SUPPLIED INFORMATION:
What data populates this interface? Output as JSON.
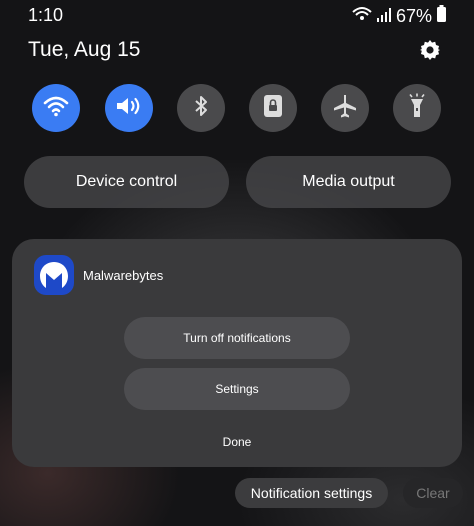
{
  "status_bar": {
    "time": "1:10",
    "battery": "67%"
  },
  "header": {
    "date": "Tue, Aug 15"
  },
  "quick_settings": [
    {
      "name": "wifi",
      "icon": "wifi-icon",
      "state": "on"
    },
    {
      "name": "sound",
      "icon": "volume-icon",
      "state": "on"
    },
    {
      "name": "bluetooth",
      "icon": "bluetooth-icon",
      "state": "off"
    },
    {
      "name": "rotation-lock",
      "icon": "lock-icon",
      "state": "off"
    },
    {
      "name": "airplane-mode",
      "icon": "airplane-icon",
      "state": "off"
    },
    {
      "name": "flashlight",
      "icon": "flashlight-icon",
      "state": "off"
    }
  ],
  "controls": {
    "device_control": "Device control",
    "media_output": "Media output"
  },
  "notification_panel": {
    "app_name": "Malwarebytes",
    "turn_off_label": "Turn off notifications",
    "settings_label": "Settings",
    "done_label": "Done"
  },
  "footer": {
    "notification_settings": "Notification settings",
    "clear": "Clear"
  },
  "colors": {
    "accent": "#3a7cf3",
    "panel": "#3a3a3c",
    "app_icon": "#1e49c8"
  }
}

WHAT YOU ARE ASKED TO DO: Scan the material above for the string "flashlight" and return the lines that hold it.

RESULT OF THIS TASK:
      "name": "flashlight",
      "icon": "flashlight-icon",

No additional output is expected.